## THE TASK
Look through the entries that follow and count the lines with the word "please". The reply is that number alone.

## STORED DATA
# # # # #

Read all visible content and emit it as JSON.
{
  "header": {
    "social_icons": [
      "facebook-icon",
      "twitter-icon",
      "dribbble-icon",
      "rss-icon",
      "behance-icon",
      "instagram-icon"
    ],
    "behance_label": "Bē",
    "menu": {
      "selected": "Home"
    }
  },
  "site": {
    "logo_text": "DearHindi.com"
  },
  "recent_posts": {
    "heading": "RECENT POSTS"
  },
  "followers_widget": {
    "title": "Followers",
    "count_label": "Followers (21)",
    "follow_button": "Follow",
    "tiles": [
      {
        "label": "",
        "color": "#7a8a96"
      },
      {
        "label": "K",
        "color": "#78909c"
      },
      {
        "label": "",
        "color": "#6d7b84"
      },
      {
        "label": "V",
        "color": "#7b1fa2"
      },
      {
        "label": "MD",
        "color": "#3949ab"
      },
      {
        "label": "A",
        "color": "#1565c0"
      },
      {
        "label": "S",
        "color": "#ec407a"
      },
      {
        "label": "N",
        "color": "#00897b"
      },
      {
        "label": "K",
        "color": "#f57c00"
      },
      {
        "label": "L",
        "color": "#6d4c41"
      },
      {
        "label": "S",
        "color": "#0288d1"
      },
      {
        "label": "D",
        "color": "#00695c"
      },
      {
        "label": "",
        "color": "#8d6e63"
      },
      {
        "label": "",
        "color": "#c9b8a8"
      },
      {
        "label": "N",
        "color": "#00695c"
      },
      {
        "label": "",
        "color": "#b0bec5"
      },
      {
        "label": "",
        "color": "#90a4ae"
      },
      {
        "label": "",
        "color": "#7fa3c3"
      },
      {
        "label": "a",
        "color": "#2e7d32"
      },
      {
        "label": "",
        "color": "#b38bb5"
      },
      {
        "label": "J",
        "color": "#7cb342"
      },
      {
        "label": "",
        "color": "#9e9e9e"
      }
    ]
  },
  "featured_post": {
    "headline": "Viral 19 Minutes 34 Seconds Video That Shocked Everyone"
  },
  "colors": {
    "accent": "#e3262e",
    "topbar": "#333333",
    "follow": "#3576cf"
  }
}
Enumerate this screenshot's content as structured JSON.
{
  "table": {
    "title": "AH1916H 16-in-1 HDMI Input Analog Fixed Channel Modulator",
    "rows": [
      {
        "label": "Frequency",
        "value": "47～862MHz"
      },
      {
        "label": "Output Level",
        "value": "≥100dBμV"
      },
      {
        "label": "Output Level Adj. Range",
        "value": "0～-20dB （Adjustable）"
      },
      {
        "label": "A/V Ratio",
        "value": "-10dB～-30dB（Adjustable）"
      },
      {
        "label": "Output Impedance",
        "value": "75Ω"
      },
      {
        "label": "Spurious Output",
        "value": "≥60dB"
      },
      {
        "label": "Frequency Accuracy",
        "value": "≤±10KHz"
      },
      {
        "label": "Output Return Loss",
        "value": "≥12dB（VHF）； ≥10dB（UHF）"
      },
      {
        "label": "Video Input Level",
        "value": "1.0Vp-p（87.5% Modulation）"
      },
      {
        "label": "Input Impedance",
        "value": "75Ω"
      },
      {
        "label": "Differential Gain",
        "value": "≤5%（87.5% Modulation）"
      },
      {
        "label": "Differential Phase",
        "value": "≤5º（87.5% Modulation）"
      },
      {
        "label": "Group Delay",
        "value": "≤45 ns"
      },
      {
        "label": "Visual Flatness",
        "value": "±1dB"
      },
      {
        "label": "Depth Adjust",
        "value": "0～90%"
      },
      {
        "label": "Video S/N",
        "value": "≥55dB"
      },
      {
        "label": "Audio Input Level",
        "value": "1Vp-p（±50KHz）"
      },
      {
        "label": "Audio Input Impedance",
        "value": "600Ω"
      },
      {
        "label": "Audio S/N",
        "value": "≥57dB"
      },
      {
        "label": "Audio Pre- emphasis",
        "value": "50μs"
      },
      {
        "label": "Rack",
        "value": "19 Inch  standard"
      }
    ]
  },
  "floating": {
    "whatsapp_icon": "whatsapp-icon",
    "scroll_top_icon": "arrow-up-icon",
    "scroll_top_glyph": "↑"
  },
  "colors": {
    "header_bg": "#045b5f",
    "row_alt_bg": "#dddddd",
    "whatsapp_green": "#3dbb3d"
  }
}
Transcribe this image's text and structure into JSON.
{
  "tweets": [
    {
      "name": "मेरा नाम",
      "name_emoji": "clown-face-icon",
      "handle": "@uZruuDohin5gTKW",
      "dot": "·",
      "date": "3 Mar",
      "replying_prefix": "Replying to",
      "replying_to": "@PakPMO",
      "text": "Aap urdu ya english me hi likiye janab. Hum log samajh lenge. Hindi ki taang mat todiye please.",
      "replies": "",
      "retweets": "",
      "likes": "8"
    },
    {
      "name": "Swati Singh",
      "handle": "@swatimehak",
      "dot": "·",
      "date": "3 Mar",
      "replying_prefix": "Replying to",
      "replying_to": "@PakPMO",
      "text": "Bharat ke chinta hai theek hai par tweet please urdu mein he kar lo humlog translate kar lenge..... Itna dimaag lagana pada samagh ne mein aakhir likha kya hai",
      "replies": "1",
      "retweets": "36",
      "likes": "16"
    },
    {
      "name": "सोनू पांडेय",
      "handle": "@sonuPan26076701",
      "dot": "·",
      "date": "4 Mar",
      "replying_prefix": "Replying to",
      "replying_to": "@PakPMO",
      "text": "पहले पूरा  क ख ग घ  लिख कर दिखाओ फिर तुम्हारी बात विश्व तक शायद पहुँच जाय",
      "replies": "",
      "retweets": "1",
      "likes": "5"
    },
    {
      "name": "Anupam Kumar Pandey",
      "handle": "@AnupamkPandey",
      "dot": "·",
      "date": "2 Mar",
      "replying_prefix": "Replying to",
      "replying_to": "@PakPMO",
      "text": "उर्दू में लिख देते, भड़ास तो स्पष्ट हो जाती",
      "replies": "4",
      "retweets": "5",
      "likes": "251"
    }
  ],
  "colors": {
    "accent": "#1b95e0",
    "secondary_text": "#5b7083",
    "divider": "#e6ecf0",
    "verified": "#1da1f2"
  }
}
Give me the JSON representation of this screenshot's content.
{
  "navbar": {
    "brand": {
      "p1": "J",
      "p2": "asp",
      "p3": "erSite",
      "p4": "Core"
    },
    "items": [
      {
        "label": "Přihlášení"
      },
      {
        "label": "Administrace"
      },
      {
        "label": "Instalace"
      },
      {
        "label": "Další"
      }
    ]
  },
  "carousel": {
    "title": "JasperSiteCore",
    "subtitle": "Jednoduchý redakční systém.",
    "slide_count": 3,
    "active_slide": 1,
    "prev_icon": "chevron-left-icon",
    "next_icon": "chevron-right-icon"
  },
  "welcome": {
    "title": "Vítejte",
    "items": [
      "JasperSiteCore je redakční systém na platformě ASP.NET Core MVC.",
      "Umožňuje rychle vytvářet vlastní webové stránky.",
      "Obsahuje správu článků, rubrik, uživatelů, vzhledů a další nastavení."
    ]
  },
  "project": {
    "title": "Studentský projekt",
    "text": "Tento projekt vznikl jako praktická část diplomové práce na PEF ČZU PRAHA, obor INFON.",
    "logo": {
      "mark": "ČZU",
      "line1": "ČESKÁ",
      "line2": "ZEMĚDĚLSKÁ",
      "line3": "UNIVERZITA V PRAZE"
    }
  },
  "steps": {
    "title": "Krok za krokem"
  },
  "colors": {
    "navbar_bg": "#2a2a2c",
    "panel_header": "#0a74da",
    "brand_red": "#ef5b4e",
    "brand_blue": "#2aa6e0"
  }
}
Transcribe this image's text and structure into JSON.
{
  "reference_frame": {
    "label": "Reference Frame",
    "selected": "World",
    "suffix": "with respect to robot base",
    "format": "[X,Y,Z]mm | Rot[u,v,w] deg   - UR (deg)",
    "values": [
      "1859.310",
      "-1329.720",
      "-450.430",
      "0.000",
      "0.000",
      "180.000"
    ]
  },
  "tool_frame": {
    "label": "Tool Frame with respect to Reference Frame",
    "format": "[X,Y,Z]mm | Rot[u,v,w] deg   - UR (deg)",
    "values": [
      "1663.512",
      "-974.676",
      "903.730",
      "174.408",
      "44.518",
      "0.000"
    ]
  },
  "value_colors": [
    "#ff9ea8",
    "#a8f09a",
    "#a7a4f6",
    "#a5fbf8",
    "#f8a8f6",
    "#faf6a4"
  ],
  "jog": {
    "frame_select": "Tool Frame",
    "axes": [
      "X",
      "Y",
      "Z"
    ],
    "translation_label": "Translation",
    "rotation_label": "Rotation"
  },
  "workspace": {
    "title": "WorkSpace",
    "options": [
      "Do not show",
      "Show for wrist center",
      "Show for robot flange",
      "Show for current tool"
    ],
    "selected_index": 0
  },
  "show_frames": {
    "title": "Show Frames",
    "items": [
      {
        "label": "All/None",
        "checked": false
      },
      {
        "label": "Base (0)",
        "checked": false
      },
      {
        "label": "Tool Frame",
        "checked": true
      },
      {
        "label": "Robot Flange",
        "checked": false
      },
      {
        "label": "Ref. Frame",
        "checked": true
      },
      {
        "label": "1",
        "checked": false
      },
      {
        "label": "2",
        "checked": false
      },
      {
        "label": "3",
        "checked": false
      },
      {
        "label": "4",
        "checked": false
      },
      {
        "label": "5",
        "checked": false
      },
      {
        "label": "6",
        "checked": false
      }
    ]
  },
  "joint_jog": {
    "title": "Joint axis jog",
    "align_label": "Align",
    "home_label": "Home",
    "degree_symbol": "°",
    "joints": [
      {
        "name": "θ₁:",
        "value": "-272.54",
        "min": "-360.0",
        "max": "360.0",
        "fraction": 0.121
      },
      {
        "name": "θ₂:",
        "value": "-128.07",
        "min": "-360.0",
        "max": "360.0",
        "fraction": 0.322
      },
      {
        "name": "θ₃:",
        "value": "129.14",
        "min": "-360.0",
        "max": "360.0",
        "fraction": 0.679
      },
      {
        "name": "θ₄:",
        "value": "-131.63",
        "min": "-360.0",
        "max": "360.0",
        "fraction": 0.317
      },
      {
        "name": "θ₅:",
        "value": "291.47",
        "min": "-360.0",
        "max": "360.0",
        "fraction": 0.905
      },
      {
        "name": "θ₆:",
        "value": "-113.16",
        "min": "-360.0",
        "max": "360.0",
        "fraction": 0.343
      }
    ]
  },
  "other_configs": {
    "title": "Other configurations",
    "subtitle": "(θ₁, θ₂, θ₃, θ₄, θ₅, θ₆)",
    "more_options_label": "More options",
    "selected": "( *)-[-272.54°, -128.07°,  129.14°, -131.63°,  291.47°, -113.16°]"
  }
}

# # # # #

## THE COMPLETED TASK
2